**Data records:**
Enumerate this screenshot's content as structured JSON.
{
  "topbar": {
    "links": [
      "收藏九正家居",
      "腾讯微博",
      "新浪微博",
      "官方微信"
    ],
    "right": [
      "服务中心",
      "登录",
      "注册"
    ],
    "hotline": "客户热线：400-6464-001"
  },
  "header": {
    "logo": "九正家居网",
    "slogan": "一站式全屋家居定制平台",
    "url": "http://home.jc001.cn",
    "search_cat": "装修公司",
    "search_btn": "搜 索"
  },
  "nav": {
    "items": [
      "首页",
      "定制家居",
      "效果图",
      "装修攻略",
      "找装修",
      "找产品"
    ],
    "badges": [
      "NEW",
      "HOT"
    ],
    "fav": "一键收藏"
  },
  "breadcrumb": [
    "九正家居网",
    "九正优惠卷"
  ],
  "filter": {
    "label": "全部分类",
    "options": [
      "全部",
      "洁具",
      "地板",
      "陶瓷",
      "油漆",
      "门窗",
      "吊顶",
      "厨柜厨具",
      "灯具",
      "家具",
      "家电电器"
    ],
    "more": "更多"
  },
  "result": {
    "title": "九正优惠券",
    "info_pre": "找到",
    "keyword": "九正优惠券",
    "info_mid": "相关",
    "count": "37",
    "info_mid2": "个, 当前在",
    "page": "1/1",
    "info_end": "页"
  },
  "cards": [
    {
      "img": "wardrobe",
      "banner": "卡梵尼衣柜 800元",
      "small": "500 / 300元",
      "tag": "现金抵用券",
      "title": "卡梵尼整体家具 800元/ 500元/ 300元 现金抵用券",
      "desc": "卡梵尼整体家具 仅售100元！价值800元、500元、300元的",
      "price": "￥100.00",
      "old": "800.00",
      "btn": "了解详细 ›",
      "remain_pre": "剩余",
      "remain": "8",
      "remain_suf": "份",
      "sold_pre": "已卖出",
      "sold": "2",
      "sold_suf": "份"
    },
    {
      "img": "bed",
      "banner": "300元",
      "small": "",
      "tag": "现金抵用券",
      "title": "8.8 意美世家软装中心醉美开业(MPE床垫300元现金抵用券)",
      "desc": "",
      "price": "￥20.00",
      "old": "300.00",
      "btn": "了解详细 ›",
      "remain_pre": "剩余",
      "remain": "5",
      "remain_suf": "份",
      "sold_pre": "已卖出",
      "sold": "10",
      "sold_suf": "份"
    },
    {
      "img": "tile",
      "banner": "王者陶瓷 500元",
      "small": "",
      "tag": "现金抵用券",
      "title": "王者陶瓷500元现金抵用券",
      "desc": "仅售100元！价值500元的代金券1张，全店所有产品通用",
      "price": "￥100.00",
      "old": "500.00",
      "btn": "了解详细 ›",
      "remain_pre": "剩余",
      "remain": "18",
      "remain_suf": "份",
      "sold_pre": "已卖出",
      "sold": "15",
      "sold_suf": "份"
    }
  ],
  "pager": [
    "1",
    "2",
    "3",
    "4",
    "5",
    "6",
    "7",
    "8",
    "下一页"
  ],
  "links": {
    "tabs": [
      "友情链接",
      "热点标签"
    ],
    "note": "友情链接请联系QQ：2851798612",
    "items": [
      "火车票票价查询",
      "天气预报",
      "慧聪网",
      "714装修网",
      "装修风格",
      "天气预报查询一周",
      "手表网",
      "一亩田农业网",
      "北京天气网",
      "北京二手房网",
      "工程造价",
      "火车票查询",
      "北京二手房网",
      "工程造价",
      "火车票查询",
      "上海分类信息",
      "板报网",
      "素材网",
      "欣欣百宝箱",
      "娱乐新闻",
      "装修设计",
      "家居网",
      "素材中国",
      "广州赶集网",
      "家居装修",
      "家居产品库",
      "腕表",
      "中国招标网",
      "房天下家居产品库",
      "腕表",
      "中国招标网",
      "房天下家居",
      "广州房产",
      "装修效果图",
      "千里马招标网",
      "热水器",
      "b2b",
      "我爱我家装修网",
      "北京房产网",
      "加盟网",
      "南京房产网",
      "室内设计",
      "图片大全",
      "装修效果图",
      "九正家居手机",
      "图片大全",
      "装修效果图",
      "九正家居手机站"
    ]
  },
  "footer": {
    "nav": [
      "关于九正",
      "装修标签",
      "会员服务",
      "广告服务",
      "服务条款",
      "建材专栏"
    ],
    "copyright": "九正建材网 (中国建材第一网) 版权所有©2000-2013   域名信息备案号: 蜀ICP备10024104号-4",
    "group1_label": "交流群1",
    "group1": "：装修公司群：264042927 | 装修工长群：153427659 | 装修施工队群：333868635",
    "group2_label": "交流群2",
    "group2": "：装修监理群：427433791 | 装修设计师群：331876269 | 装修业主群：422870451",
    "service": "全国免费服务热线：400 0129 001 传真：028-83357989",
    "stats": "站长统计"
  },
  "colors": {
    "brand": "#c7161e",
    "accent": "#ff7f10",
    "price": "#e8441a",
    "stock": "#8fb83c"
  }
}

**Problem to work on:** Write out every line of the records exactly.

**Exercise answer:**
Enumerate this screenshot's content as structured JSON.
{
  "topbar": {
    "links": [
      "收藏九正家居",
      "腾讯微博",
      "新浪微博",
      "官方微信"
    ],
    "right": [
      "服务中心",
      "登录",
      "注册"
    ],
    "hotline": "客户热线：400-6464-001"
  },
  "header": {
    "logo": "九正家居网",
    "slogan": "一站式全屋家居定制平台",
    "url": "http://home.jc001.cn",
    "search_cat": "装修公司",
    "search_btn": "搜 索"
  },
  "nav": {
    "items": [
      "首页",
      "定制家居",
      "效果图",
      "装修攻略",
      "找装修",
      "找产品"
    ],
    "badges": [
      "NEW",
      "HOT"
    ],
    "fav": "一键收藏"
  },
  "breadcrumb": [
    "九正家居网",
    "九正优惠卷"
  ],
  "filter": {
    "label": "全部分类",
    "options": [
      "全部",
      "洁具",
      "地板",
      "陶瓷",
      "油漆",
      "门窗",
      "吊顶",
      "厨柜厨具",
      "灯具",
      "家具",
      "家电电器"
    ],
    "more": "更多"
  },
  "result": {
    "title": "九正优惠券",
    "info_pre": "找到",
    "keyword": "九正优惠券",
    "info_mid": "相关",
    "count": "37",
    "info_mid2": "个, 当前在",
    "page": "1/1",
    "info_end": "页"
  },
  "cards": [
    {
      "img": "wardrobe",
      "banner": "卡梵尼衣柜 800元",
      "small": "500 / 300元",
      "tag": "现金抵用券",
      "title": "卡梵尼整体家具 800元/ 500元/ 300元 现金抵用券",
      "desc": "卡梵尼整体家具 仅售100元！价值800元、500元、300元的",
      "price": "￥100.00",
      "old": "800.00",
      "btn": "了解详细 ›",
      "remain_pre": "剩余",
      "remain": "8",
      "remain_suf": "份",
      "sold_pre": "已卖出",
      "sold": "2",
      "sold_suf": "份"
    },
    {
      "img": "bed",
      "banner": "300元",
      "small": "",
      "tag": "现金抵用券",
      "title": "8.8 意美世家软装中心醉美开业(MPE床垫300元现金抵用券)",
      "desc": "",
      "price": "￥20.00",
      "old": "300.00",
      "btn": "了解详细 ›",
      "remain_pre": "剩余",
      "remain": "5",
      "remain_suf": "份",
      "sold_pre": "已卖出",
      "sold": "10",
      "sold_suf": "份"
    },
    {
      "img": "tile",
      "banner": "王者陶瓷 500元",
      "small": "",
      "tag": "现金抵用券",
      "title": "王者陶瓷500元现金抵用券",
      "desc": "仅售100元！价值500元的代金券1张，全店所有产品通用",
      "price": "￥100.00",
      "old": "500.00",
      "btn": "了解详细 ›",
      "remain_pre": "剩余",
      "remain": "18",
      "remain_suf": "份",
      "sold_pre": "已卖出",
      "sold": "15",
      "sold_suf": "份"
    }
  ],
  "pager": [
    "1",
    "2",
    "3",
    "4",
    "5",
    "6",
    "7",
    "8",
    "下一页"
  ],
  "links": {
    "tabs": [
      "友情链接",
      "热点标签"
    ],
    "note": "友情链接请联系QQ：2851798612",
    "items": [
      "火车票票价查询",
      "天气预报",
      "慧聪网",
      "714装修网",
      "装修风格",
      "天气预报查询一周",
      "手表网",
      "一亩田农业网",
      "北京天气网",
      "北京二手房网",
      "工程造价",
      "火车票查询",
      "北京二手房网",
      "工程造价",
      "火车票查询",
      "上海分类信息",
      "板报网",
      "素材网",
      "欣欣百宝箱",
      "娱乐新闻",
      "装修设计",
      "家居网",
      "素材中国",
      "广州赶集网",
      "家居装修",
      "家居产品库",
      "腕表",
      "中国招标网",
      "房天下家居产品库",
      "腕表",
      "中国招标网",
      "房天下家居",
      "广州房产",
      "装修效果图",
      "千里马招标网",
      "热水器",
      "b2b",
      "我爱我家装修网",
      "北京房产网",
      "加盟网",
      "南京房产网",
      "室内设计",
      "图片大全",
      "装修效果图",
      "九正家居手机",
      "图片大全",
      "装修效果图",
      "九正家居手机站"
    ]
  },
  "footer": {
    "nav": [
      "关于九正",
      "装修标签",
      "会员服务",
      "广告服务",
      "服务条款",
      "建材专栏"
    ],
    "copyright": "九正建材网 (中国建材第一网) 版权所有©2000-2013   域名信息备案号: 蜀ICP备10024104号-4",
    "group1_label": "交流群1",
    "group1": "：装修公司群：264042927 | 装修工长群：153427659 | 装修施工队群：333868635",
    "group2_label": "交流群2",
    "group2": "：装修监理群：427433791 | 装修设计师群：331876269 | 装修业主群：422870451",
    "service": "全国免费服务热线：400 0129 001 传真：028-83357989",
    "stats": "站长统计"
  },
  "colors": {
    "brand": "#c7161e",
    "accent": "#ff7f10",
    "price": "#e8441a",
    "stock": "#8fb83c"
  }
}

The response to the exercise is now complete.